It [Jubilee] set a temporal limit on unjust social relations – they would not last forever. The jubilee brought hope for change. The Jubilee had two major thrusts: release/liberty, and return/restoration. That is, these economic terms of hope and longing for the future, and thus entered into prophetic eschatology.
You can’t talk about the year of Jubilee and loosening the chains of injustice without talking about Jesus. Jesus’ words in Luke 4:18-19 present us with a personal mission statement about what he set out to do in his earthly ministry. Jesus’ mission is exactly God’s mission found in Isaiah with the Jubilee. Check this out:
The Spirit of the Lord is upon me, because he has anointed me to preach good news to the poor. He has sent me to proclaim freedom for the prisoners and recovery of sight for the blind, to release the oppressed, to proclaim the year of the Lord’s favor.
Jesus is quoting Isaiah 61, which was strongly influenced by Jubilee concepts. Jesus fulfilled his Jubilee natured mission statement as proclaimed and enacted, spiritual and physical, for Israel and the nations, and in both present and eschatological terms.
There is another time where Jesus refers to Jubilee like actions when he encounters the Samaritan woman at the well. The woman talks about where she worships compared to where the Jews worship. She referred to worship as a place and Jesus replies to her by saying that true worshippers worship in both spirit and truth. Jesus says that God is spirit and therefore we must worship him in both spirit and in truth.
Going back to Isaiah 58, the kind of worship the people were practicing, was worship in a temple, one day a week. The kind of worship God desires is the kind that gets us out of the walls of our churches and into the communities where we live. God desires that we worship him by removing barriers that bind people in a state of bondage and oppression.
No matter where you live, you don’t have to go far to see injustice and people in great need.

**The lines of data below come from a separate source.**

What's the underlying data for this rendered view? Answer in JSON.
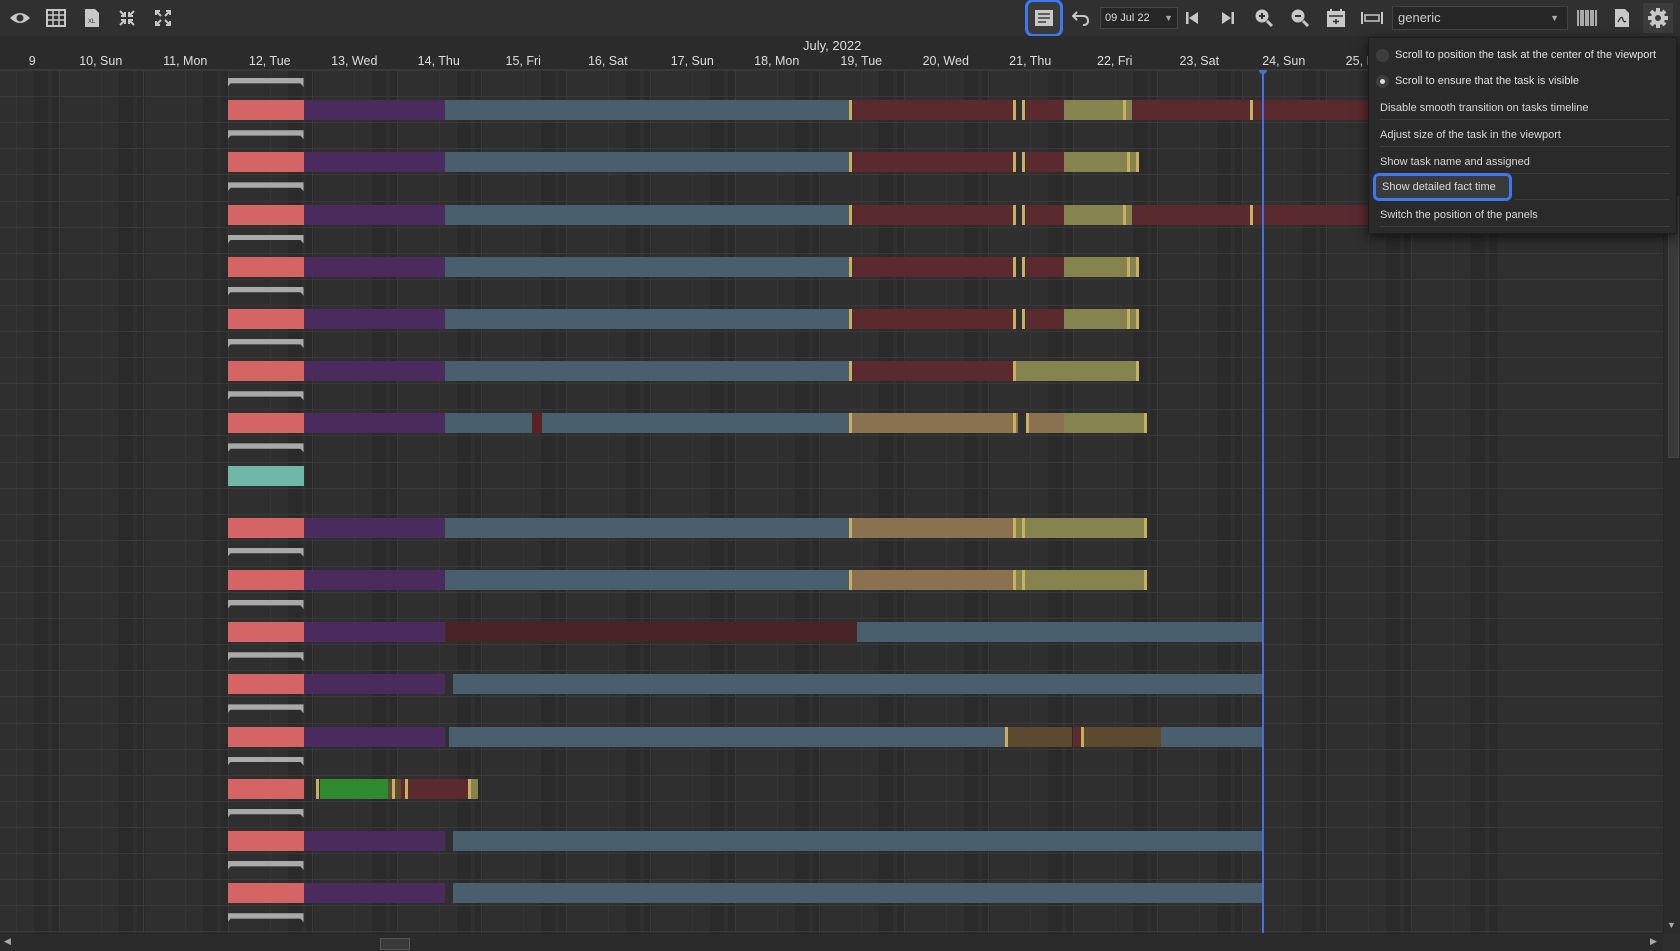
{
  "toolbar": {
    "left_icons": [
      "eye-icon",
      "grid-icon",
      "excel-icon",
      "collapse-icon",
      "expand-icon"
    ],
    "right_icons": [
      "list-icon",
      "undo-icon",
      "first-page-icon",
      "last-page-icon",
      "zoom-in-icon",
      "zoom-out-icon",
      "calendar-icon",
      "fit-width-icon",
      "barcode-icon",
      "pdf-icon",
      "gear-icon"
    ],
    "date_value": "09 Jul 22",
    "profile_value": "generic"
  },
  "timeline": {
    "month": "July, 2022",
    "days": [
      "9",
      "10, Sun",
      "11, Mon",
      "12, Tue",
      "13, Wed",
      "14, Thu",
      "15, Fri",
      "16, Sat",
      "17, Sun",
      "18, Mon",
      "19, Tue",
      "20, Wed",
      "21, Thu",
      "22, Fri",
      "23, Sat",
      "24, Sun",
      "25, Mon"
    ]
  },
  "settings_menu": {
    "scroll_center": "Scroll to position the task at the center of the viewport",
    "scroll_visible": "Scroll to ensure that the task is visible",
    "scroll_mode_selected": "visible",
    "disable_smooth": "Disable smooth transition on tasks timeline",
    "adjust_size": "Adjust size of the task in the viewport",
    "show_name": "Show task name and assigned",
    "show_fact_time": "Show detailed fact time",
    "switch_panels": "Switch the position of the panels"
  },
  "colors": {
    "purple": "#4b2b5e",
    "steel": "#4a5f6e",
    "maroon": "#5a2a2f",
    "olive": "#86844e",
    "tan": "#8a7250",
    "brown": "#5c4a30",
    "green": "#2f8a2f",
    "salmon": "#d56565",
    "teal": "#6fb8a8",
    "gray": "#a9a9a9",
    "accent": "#3d78f2"
  }
}
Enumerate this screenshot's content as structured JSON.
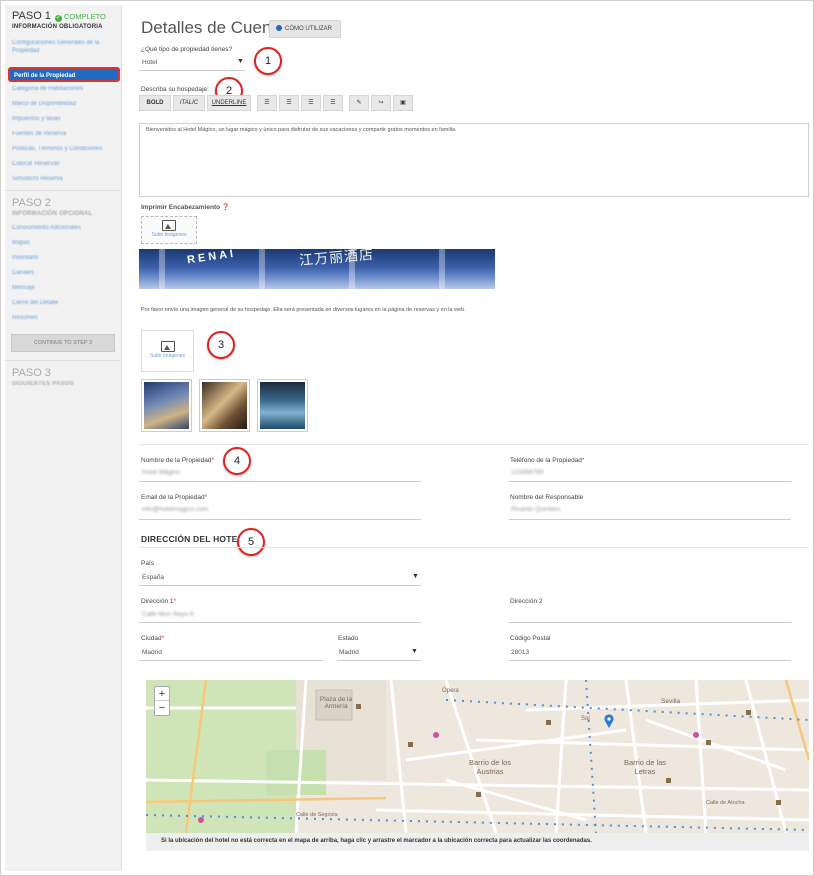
{
  "sidebar": {
    "step1": {
      "title": "PASO 1",
      "status": "COMPLETO",
      "subtitle": "INFORMACIÓN OBLIGATORIA"
    },
    "step1_items": [
      {
        "label": "Configuraciones Generales de la Propiedad"
      },
      {
        "label": "Perfil de la Propiedad",
        "active": true
      },
      {
        "label": "Categoría de Habitaciones"
      },
      {
        "label": "Marco de Disponibilidad"
      },
      {
        "label": "Impuestos y tasas"
      },
      {
        "label": "Fuentes de Reserva"
      },
      {
        "label": "Políticas, Términos y Condiciones"
      },
      {
        "label": "Colocar Reservas"
      },
      {
        "label": "Simulacro Reserva"
      }
    ],
    "step2": {
      "title": "PASO 2",
      "subtitle": "INFORMACIÓN OPCIONAL"
    },
    "step2_items": [
      {
        "label": "Conocimiento Adicionales"
      },
      {
        "label": "Mapas"
      },
      {
        "label": "Inventario"
      },
      {
        "label": "Canales"
      },
      {
        "label": "Mensaje"
      },
      {
        "label": "Cierre del Detalle"
      },
      {
        "label": "Resumen"
      }
    ],
    "continue_label": "CONTINUE TO STEP 3",
    "step3": {
      "title": "PASO 3",
      "subtitle": "SIGUIENTES PASOS"
    }
  },
  "header": {
    "title": "Detalles de Cuenta",
    "howto_label": "CÓMO UTILIZAR"
  },
  "property_type": {
    "label": "¿Qué tipo de propiedad tienes?",
    "value": "Hotel"
  },
  "description": {
    "label": "Describa su hospedaje:",
    "toolbar": [
      "BOLD",
      "ITALIC",
      "UNDERLINE"
    ],
    "text": "Bienvenidos al Hotel Mágico, un lugar mágico y único para disfrutar de sus vacaciones y compartir gratos momentos en familia."
  },
  "header_image": {
    "label": "Imprimir Encabezamiento",
    "upload_label": "Subir Imágenes"
  },
  "general_image": {
    "instruction": "Por favor envíe una imagen general de su hospedaje. Ella será presentada en diversos lugares en la página de reservas y en la web.",
    "upload_label": "Subir Imágenes"
  },
  "callouts": [
    "1",
    "2",
    "3",
    "4",
    "5"
  ],
  "fields": {
    "property_name": {
      "label": "Nombre de la Propiedad",
      "value": "Hotel Mágico"
    },
    "phone": {
      "label": "Teléfono de la Propiedad",
      "value": "123456789"
    },
    "email": {
      "label": "Email de la Propiedad",
      "value": "info@hotelmagico.com"
    },
    "manager": {
      "label": "Nombre del Responsable",
      "value": "Ricardo Quintero"
    }
  },
  "address": {
    "title": "DIRECCIÓN DEL HOTEL",
    "country_label": "País",
    "country_value": "España",
    "address1_label": "Dirección 1",
    "address1_value": "Calle Mon Reyo 6",
    "address2_label": "Dirección 2",
    "city_label": "Ciudad",
    "city_value": "Madrid",
    "state_label": "Estado",
    "state_value": "Madrid",
    "postal_label": "Código Postal",
    "postal_value": "28013"
  },
  "map": {
    "labels": [
      "Plaza de la Armería",
      "Barrio de los Austrias",
      "Barrio de las Letras",
      "Calle de Segovia",
      "Sevilla",
      "Sol",
      "Ópera",
      "Calle de Atocha"
    ],
    "caption": "Si la ubicación del hotel no está correcta en el mapa de arriba, haga clic y arrastre el marcador a la ubicación correcta para actualizar las coordenadas."
  }
}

For my friend I saw at church today, he went about 15 miles. For me, I simply walk just a few minutes before I am approached with injustice.
I’ve been writing a lot lately on the problem of human trafficking in America. Human trafficking is a secondary problem of many deeply rooted problems of injustice. Human trafficking exists because in many places there is an absence of the rule of law that would serve to protect the poor and the vulnerable, most of who are women and children. It exists because there is a demand for sex by a people who are broken and searching for satisfaction that only God can bring. It exists because we are an ignorant people when it comes to how our food, clothing and cell phones are made and distributed to us. It exists because kids are fleeing broken homes and ending up in the arms of strangers who take advantage of them. It exists because America’s immigration system is so screwed up and people so desperate for a better life that many end up in dangerous situations and in corrupt hands. And is exists because people like me walk right by need daily, holding our breath from the raw stench and dirt, ignoring the problems that lay awake in our backyards in this country.

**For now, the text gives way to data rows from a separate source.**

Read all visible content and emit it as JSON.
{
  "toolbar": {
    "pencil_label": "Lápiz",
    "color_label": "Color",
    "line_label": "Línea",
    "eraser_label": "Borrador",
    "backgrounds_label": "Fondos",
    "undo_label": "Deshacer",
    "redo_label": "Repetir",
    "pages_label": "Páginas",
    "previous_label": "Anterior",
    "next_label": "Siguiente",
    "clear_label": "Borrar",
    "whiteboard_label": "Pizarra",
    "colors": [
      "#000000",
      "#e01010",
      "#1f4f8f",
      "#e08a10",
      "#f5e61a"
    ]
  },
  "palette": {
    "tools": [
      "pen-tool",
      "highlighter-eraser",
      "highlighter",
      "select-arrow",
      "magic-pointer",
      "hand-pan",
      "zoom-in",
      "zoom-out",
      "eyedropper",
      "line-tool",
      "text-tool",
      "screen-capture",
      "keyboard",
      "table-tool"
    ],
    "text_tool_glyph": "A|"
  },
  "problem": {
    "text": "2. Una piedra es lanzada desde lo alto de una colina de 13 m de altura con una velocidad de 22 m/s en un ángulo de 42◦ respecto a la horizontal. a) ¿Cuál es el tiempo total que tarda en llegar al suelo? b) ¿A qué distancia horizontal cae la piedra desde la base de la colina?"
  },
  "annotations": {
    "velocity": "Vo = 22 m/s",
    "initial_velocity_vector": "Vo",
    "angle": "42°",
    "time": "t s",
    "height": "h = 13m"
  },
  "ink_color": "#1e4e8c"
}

Isaiah 58 ends with powerful promises made by the Lord for those who choose to leave the comfort of their church pew and worship him in spirit and in truth. He says your light will rise in the darkness; your night will become like noonday. He will always guide you, you will be satisfied in the midst of great need and you will be known. You will be like a well-watered garden; like a spring whose waters never fail. You will rebuild and will be called repairer of broken walls, restorer of streets with dwellings. You will find your joy in the Lord.

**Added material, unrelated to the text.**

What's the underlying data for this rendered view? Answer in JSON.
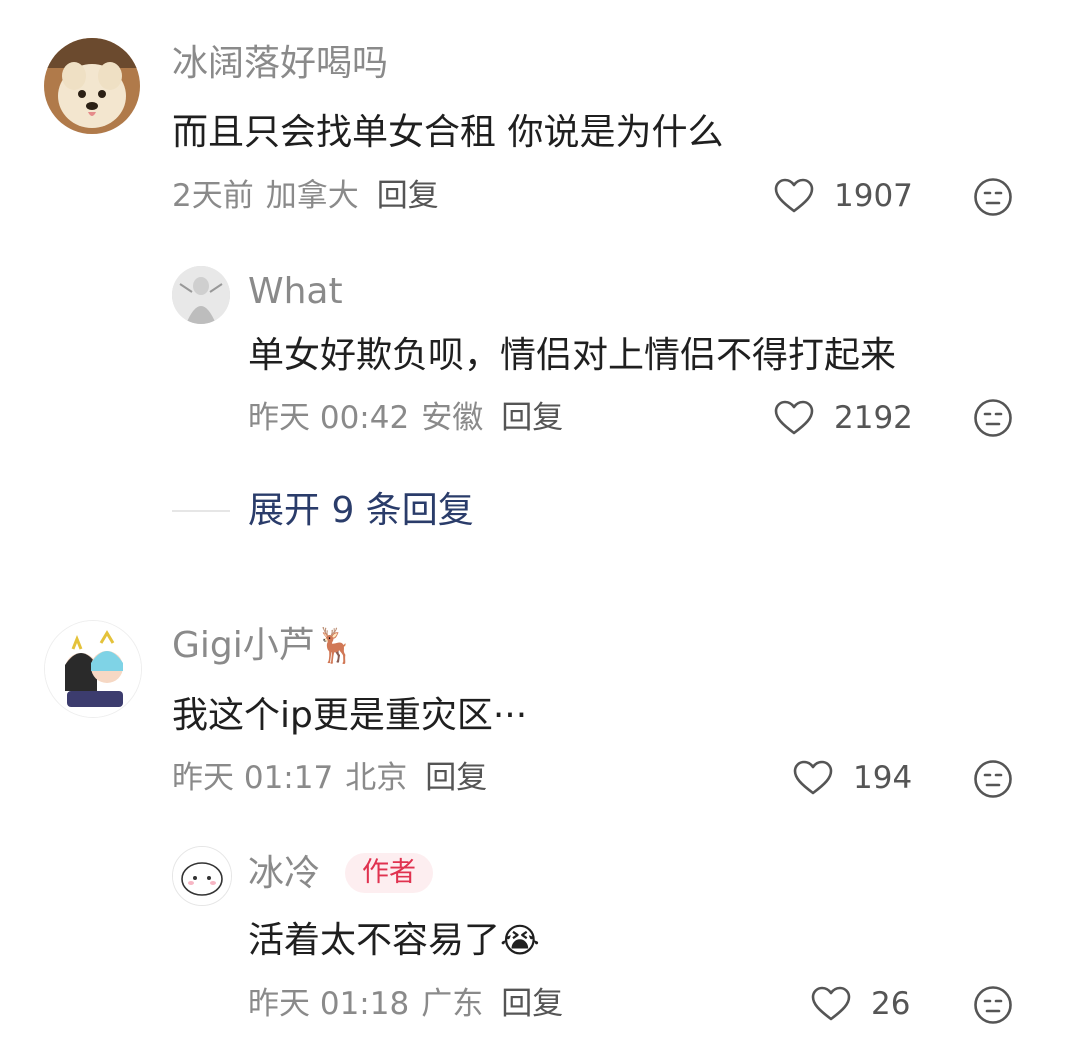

This human trafficking problem is much bigger than I first thought it would be. The ways of the Lord are much mightier still! Our hope is found in Jesus, the one who releases and restores! May we be people who practice Jubilee today, beginning with me.
*Originally posted as part of a series on Slavery in America posted on http://www.conversantlife.com